How Now, Gold Cow?

So, I wrote a book…but I have not been goodly enough to do much blogging about it. This was not intentional. This was mainly because of the furious pace of travel, lawsuits, the odd threat — and the fact that I was serving full time as a journalism fellow at the University of Colorado at Boulder, trying to do my best to live a quiet life. I have since made amends, and will be writing regularly about my continuing fascination with sins of affinity and cultures of corruption. Healthy stuff like that.

Let’s start today with Goldman Sachs letting us all know that oil supply is headed for levels that are “critically tight,” sending prices in the U.S. up to nearly $100 again and in Europe still higher. This contrasts somewhat with the bank’s remarks in April that “supply-demand fundamentals are significantly less tight,” made by the bank’s chief energy analyst David Greely. At the time, this prodded oil prices into a temporary swan dive that proved a good buying opportunity for — some would say — Goldman. Mind you, oil supplies in the U.S. have been near their upper limits for most of the year, so not sure what the rumpus is about.

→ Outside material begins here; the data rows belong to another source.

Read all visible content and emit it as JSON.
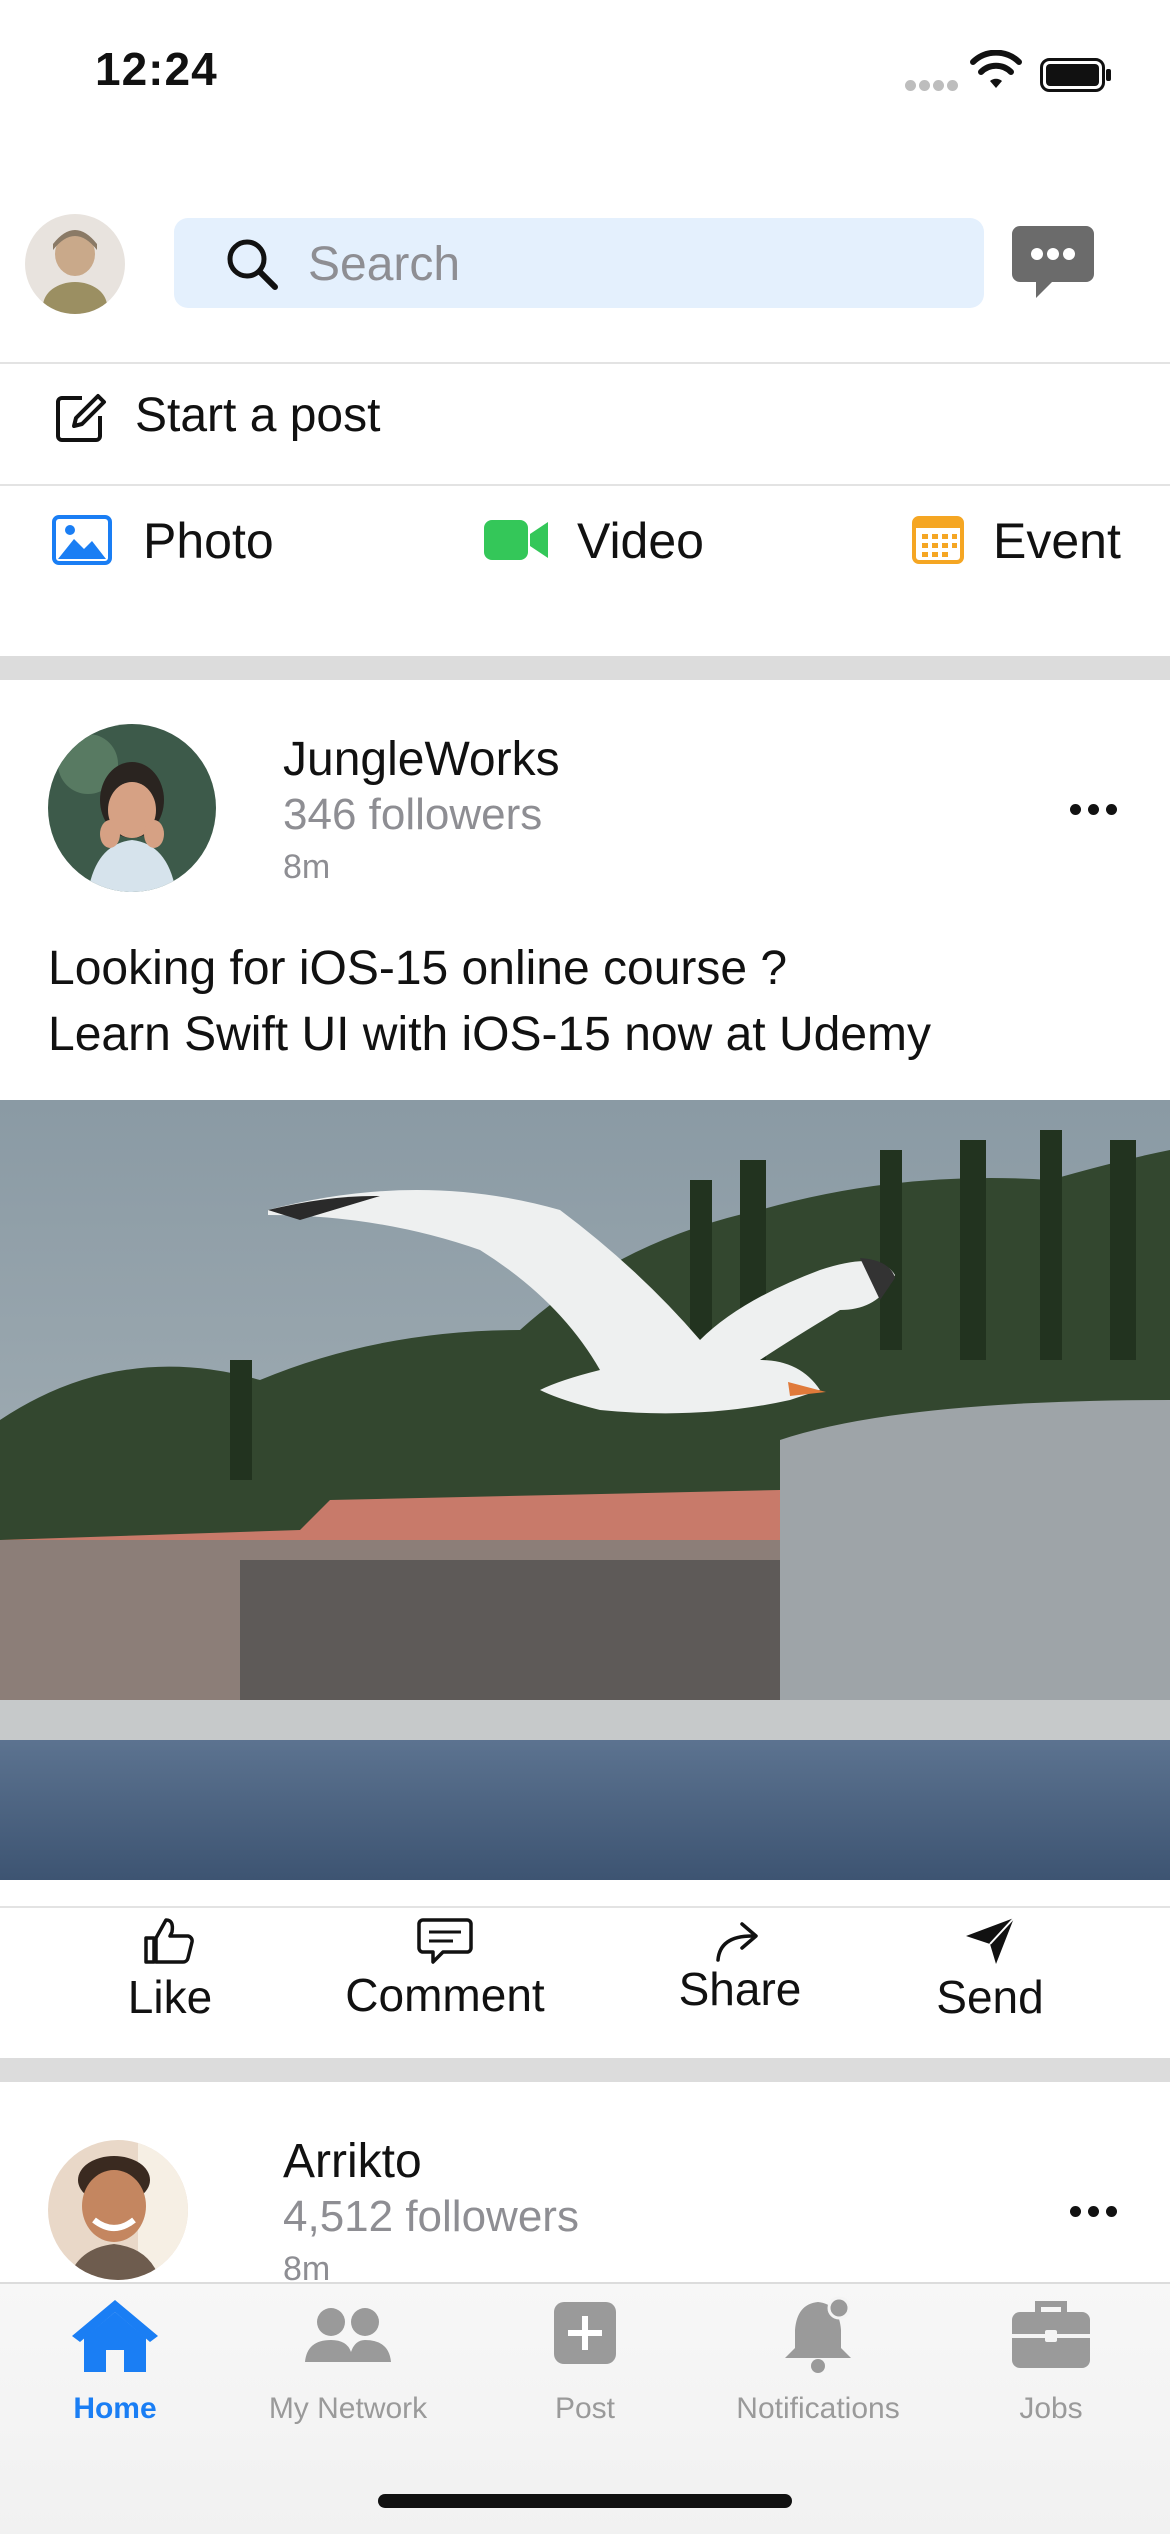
{
  "status_bar": {
    "time": "12:24"
  },
  "header": {
    "search_placeholder": "Search"
  },
  "composer": {
    "start_post": "Start a post",
    "photo": "Photo",
    "video": "Video",
    "event": "Event"
  },
  "posts": [
    {
      "author": "JungleWorks",
      "followers": "346 followers",
      "time": "8m",
      "text_line1": "Looking for iOS-15 online course ?",
      "text_line2": "Learn Swift UI with iOS-15 now at Udemy"
    },
    {
      "author": "Arrikto",
      "followers": "4,512 followers",
      "time": "8m"
    }
  ],
  "actions": {
    "like": "Like",
    "comment": "Comment",
    "share": "Share",
    "send": "Send"
  },
  "tabs": [
    {
      "label": "Home",
      "icon": "home-icon",
      "active": true
    },
    {
      "label": "My Network",
      "icon": "network-icon"
    },
    {
      "label": "Post",
      "icon": "plus-square-icon"
    },
    {
      "label": "Notifications",
      "icon": "bell-icon"
    },
    {
      "label": "Jobs",
      "icon": "briefcase-icon"
    }
  ],
  "colors": {
    "accent": "#1a7ef4",
    "search_bg": "#e4f0fd",
    "video": "#34c759",
    "event": "#f5a623"
  }
}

By May, however, Goldman pulled an about-face with its global head of commodities strategy, Jeffrey Currie, predicting that the loss of oil production due to the conflict in Libya would cause oil prices to surge. On cue, they did. Never mind that the Libyan conflict began in February, raging throughout Goldman’s projection of a price crash. Or that Libyan oil production has been a tiny drop in the global bucket (1.6 million barrels a day to the 20 million-plus a day consumed by the U.S. alone).

All told, Goldman’s prediction came just a few weeks after the bank told its clients to dump their oil investments. It makes one wonder which bank doubling as the world’s largest commodities trader was buying oil during that time?

Today, Goldman has forecast oil will keep climbing well into 2012 as the economy recovers. Time to get back on the buyer’s bandwagon for those who so far have managed to stomach the Goldman whiplash.

Putting it another way, if you were a long-term bull in the oil market — which Goldman says it is — but the price was getting, shall we say, a tad rich, would it not be a good idea to scare up some losses in order to buy big on the dip?

Of course, maybe that’s not what happened. I’m just sayin’.